When the Health Insurance Portability and Accountability Act, better known as HIPAA, was passed in 1996, AOL was just beginning to crawl and the iPhone was just a twinkle in Steve Jobs’ eye. But with advancing technology and changing caregiver circumstances, the question of who gets to see medical records is one that is constantly evolving.
Apps like Snapchat, where an image can be taken on a phone, sent quickly, and deleted after a certain amount of time, could bring new ways for doctors to more accurately diagnose by getting a second opinion. Updated networks such as Samsung’s proposed 5G could make diagnosis easier from remote places. And as ACOs are looking towards mobile devices for help in getting the best results in the face of the Affordable Care Act, HIPAA remains an issue as to consider.
The HIPAA Security Rule, which was finalized in 2003, states that any organization that is responsible for information has to ensure confidentiality, integrity, and availability of all electronically protected health information, or e-PHI. Organizations who want to fall under this security rule typically have to undergo risk analysis in order to make sure that they’re safe enough to store e-PHI, and has safeguards such as access control and transmission security. Typically, this is applied to health plans, health care clearinghouses, and any health care provider that transmits medical information in an electronic format.
Rick Valencia, general manager of Qualcomm Life, says that HIPAA was a big part of developing their 2net system, which acts as a home hub for medical devices to transmit information from patients to doctors, hospitals, and pharmacies. “What we capture is the biometric reading, just heart rate, blood pressure,” he says. “When we get it, we don’t even know whose it is. We don’t know the name, or anything [about] the patient.”
Since the system only reads data numbers and not personal patient information, this makes the system HIPAA-compliant. Valencia also added that, since Qualcomm Life handles 16 million transactions a day, including plenty of financial transactions. “The level of security on the platform exceeds the requirements for HIPAA,” he says.

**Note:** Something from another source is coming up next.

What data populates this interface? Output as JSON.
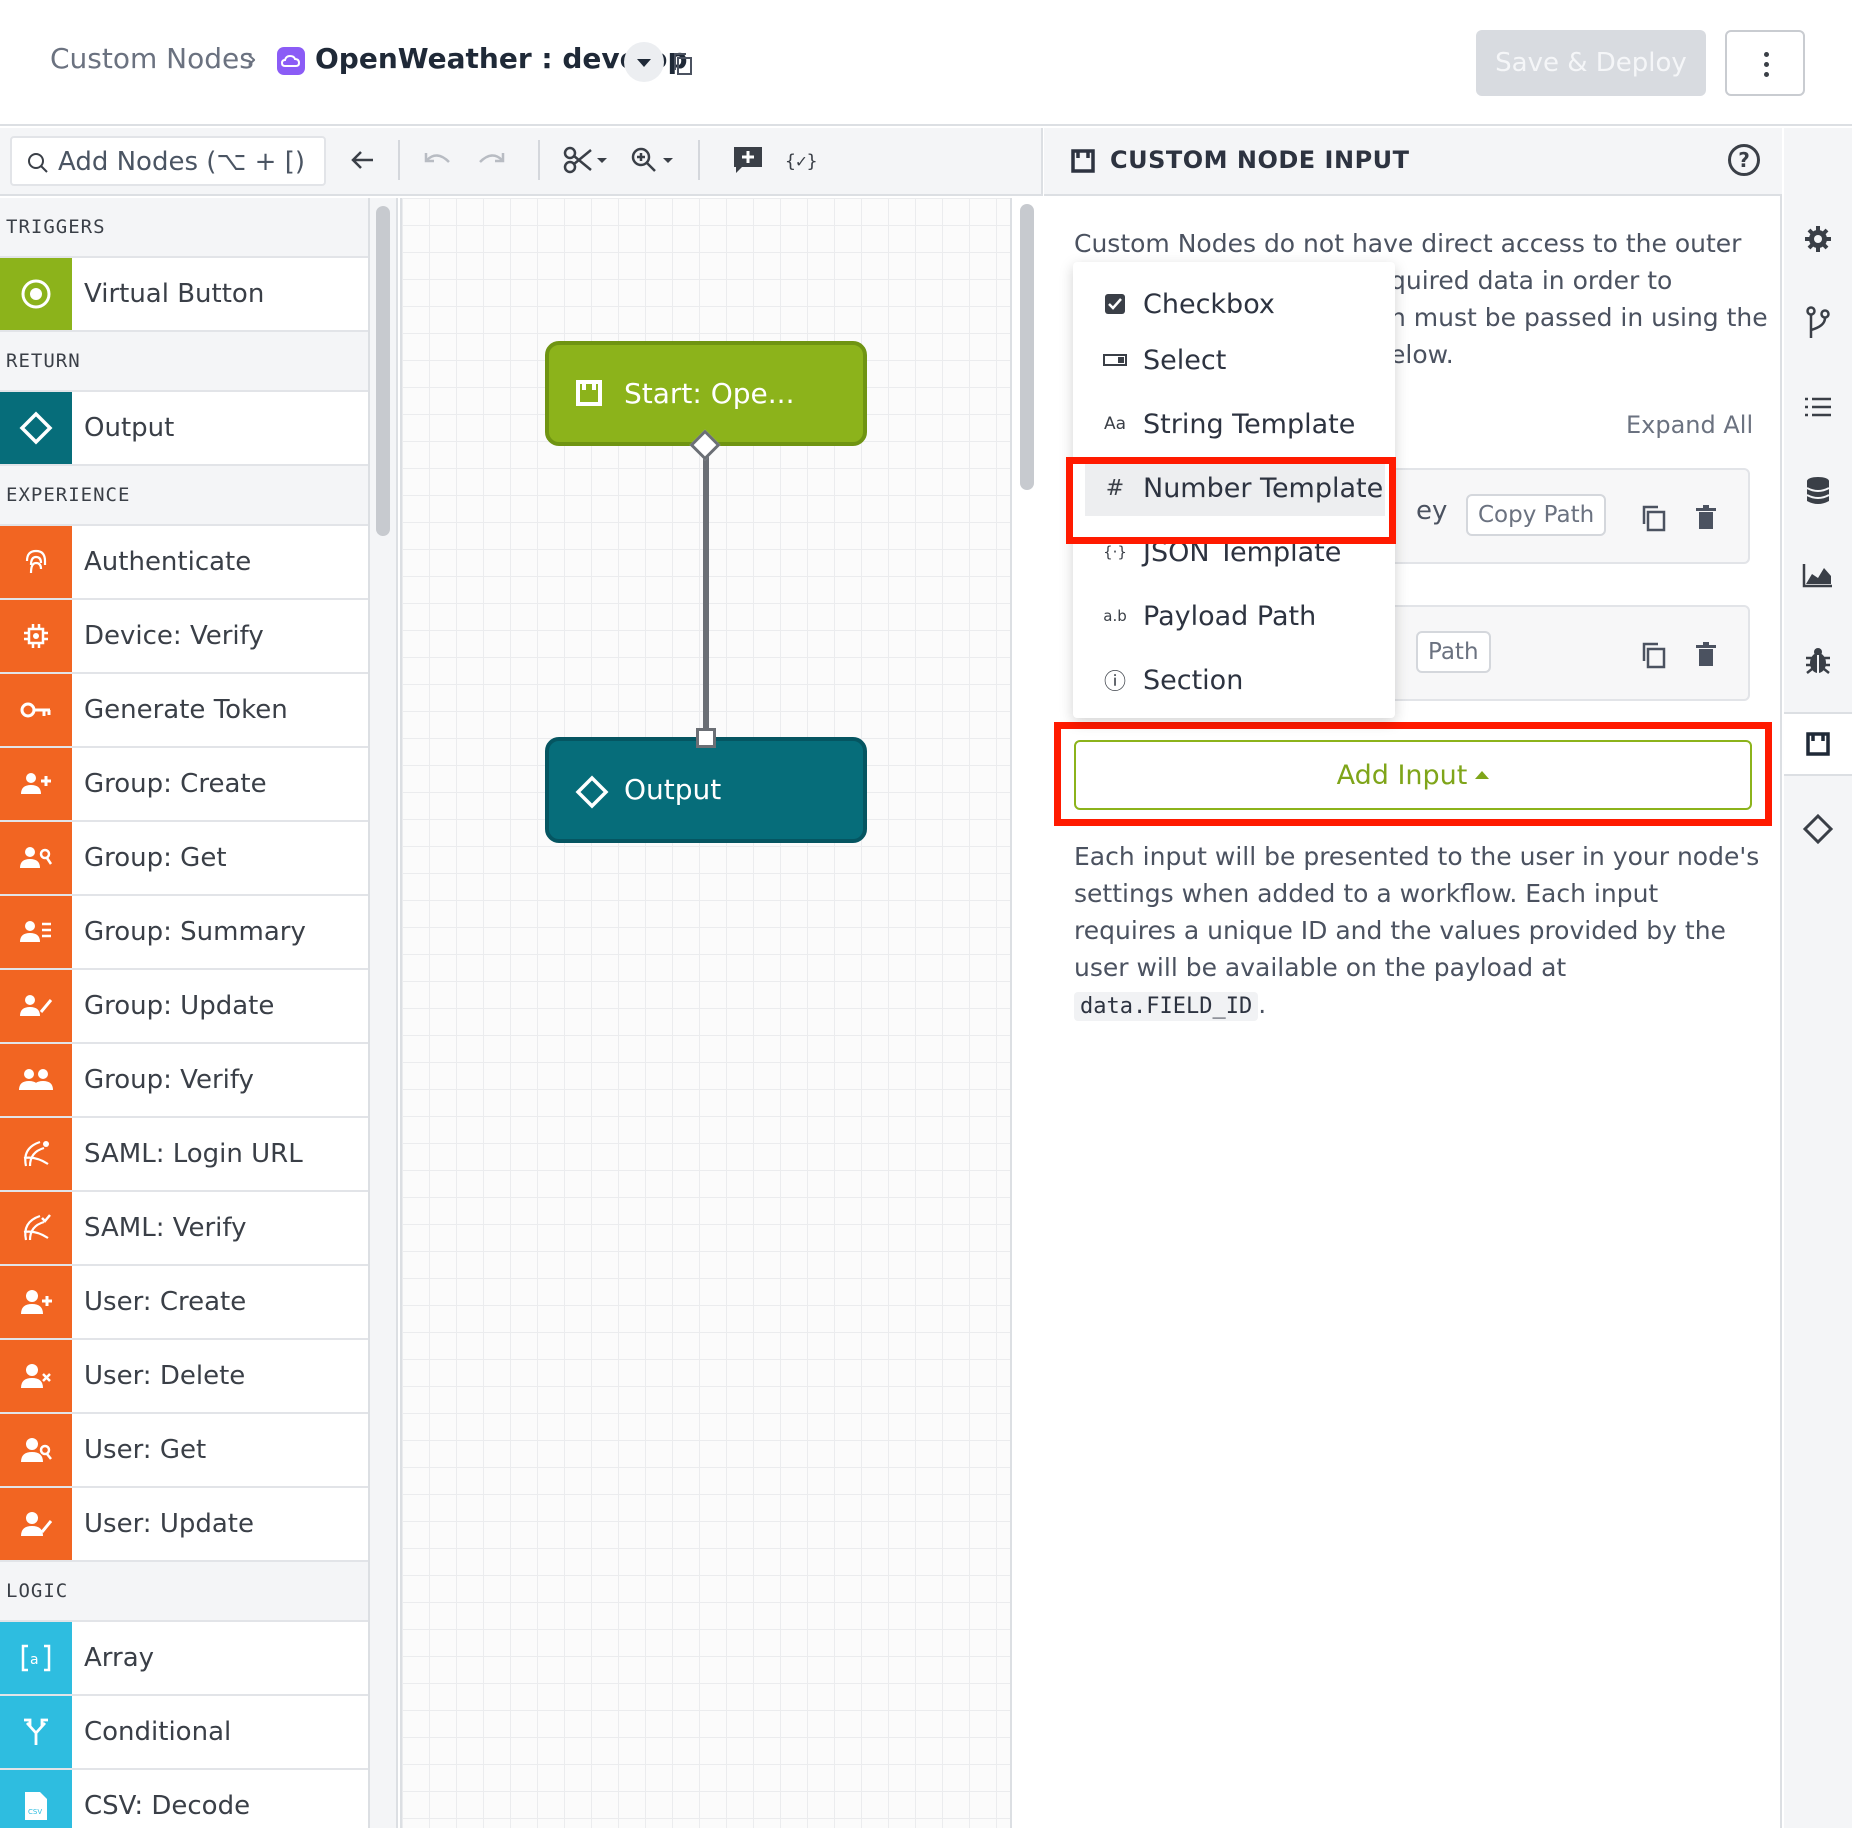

There’s one thing for certain – technology is not going to slow down any time soon, and while many health care providers are looking to keep up, the laws may not necessarily do so. This leaves a lot of gray areas in the dawn of the era of the Affordable Care Act, where there is a focus more on health care results.
Reina V. Slutske is the assistant editor for MD+DI.